The Eighth Army
This famous WW2 field army had a multi-national roll-call of names
The Eighth Army was one of the most famous of the Britain’s Second World War field armies, fighting across North Africa and then in the invasion of the Italian mainland. Its order of battle reads like a ‘Who’s Who’ of the empire at large – with Englishmen and Scots fighting side by side with divisions from South African, New Zealand, Australia and the Indian subcontinent. At the time of the second battle of El Alamein, it even included a brigade each of Greek and Free French soldiers.
Their success against Rommel would not have been possible with the air superiority provided by the Western Desert Air Force (WDAF), a division of the RAF formed a year earlier.
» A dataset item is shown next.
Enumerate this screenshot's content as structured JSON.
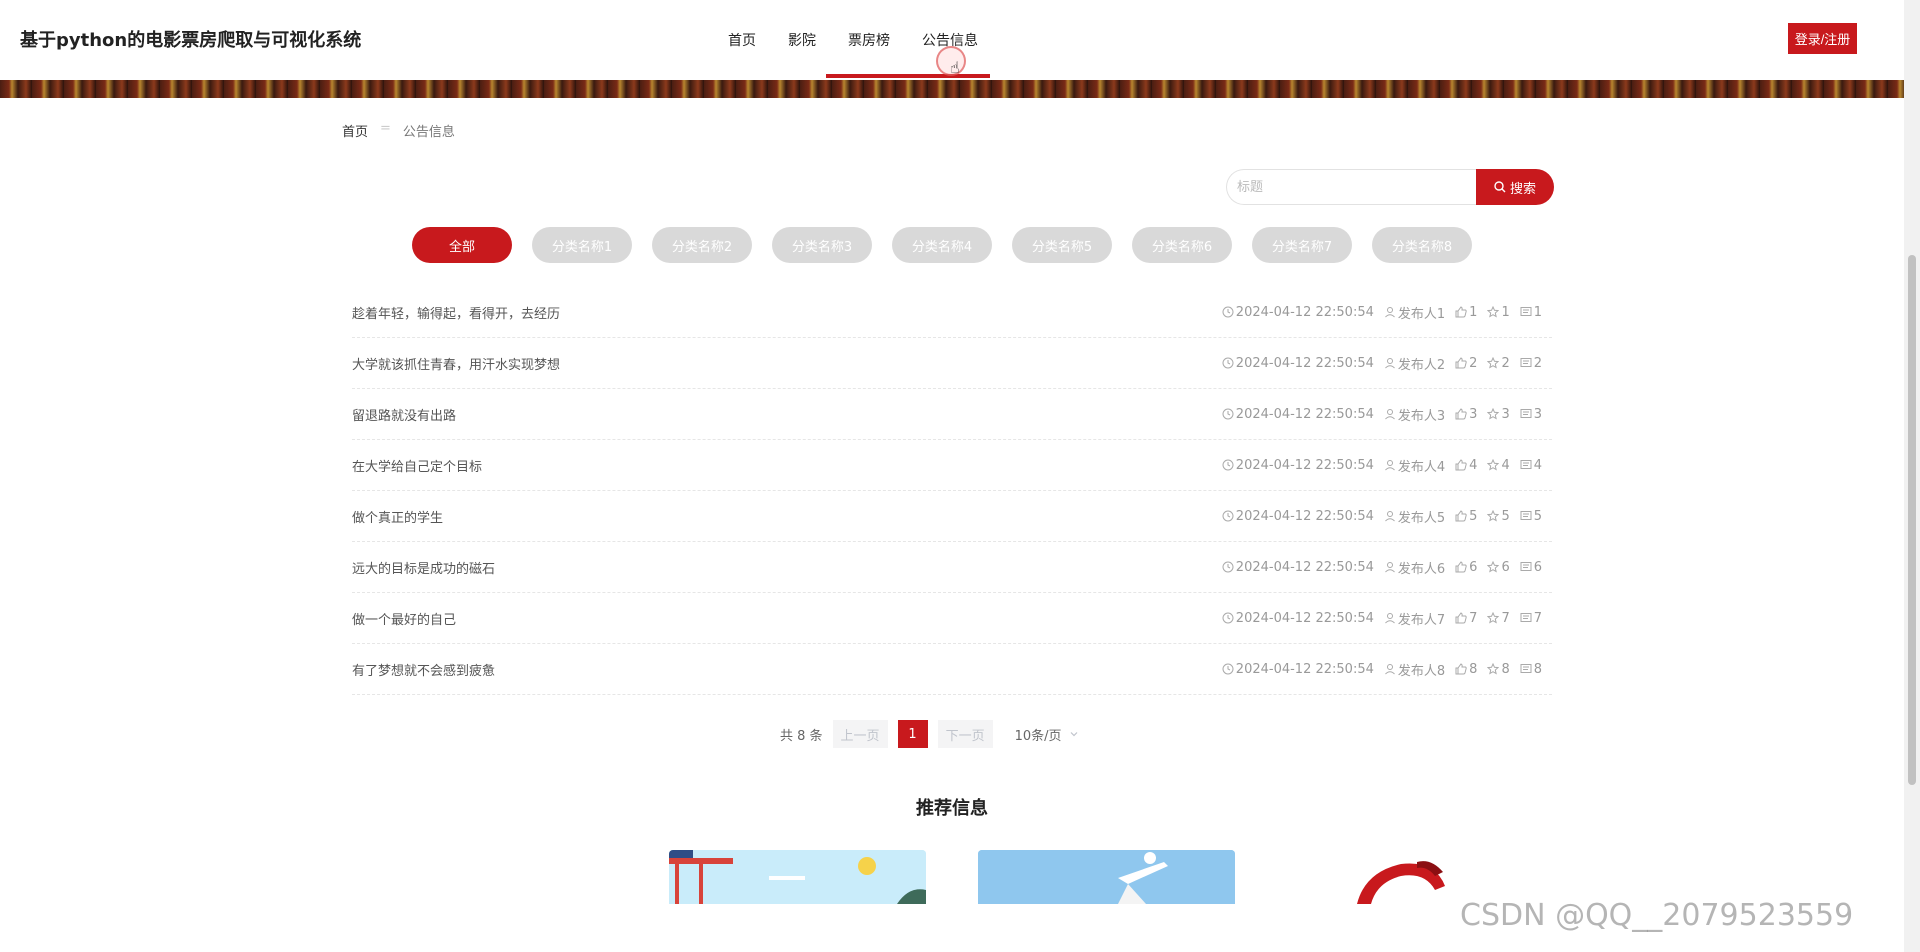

By the start of Operation Lightfoot, the WDAF could field 29 squadrons drawn from Britain, Australia and South Africa, a fleet of 1500 bombers, short-range fighters and reconnaissance planes.
It was their crushing superiority that protected the retreat from Mesra Matruh, prevented the Luftwaffe and Regio Aeronautica from playing any significant role in the battles of El Alamein that followed, and – at the end of October, as the Eighth Army battled on the ground – sank the Italian oil tankers Tergestea and Proserpina as they approached to Tobruk, dashing Rommel’s last hope of refuelling his Panzers. On the 24th alone, the WDAF recorded 1000 sorties over the Axis lines.
The records of RAF personnel who served in World War 2 are held by the Ministry of Defence but can be obtained by immediate next-of-kin via the RAF Disclosures Section ( www.raf.mod.uk/contact-us.cfm). The National Archives holds RAF combat reports for 1939-45; these are the after-action accounts filed by pilots and gunners following engagements with the enemy.
An American Kittyhawk Mark III in RAF service during Operation Lightfoot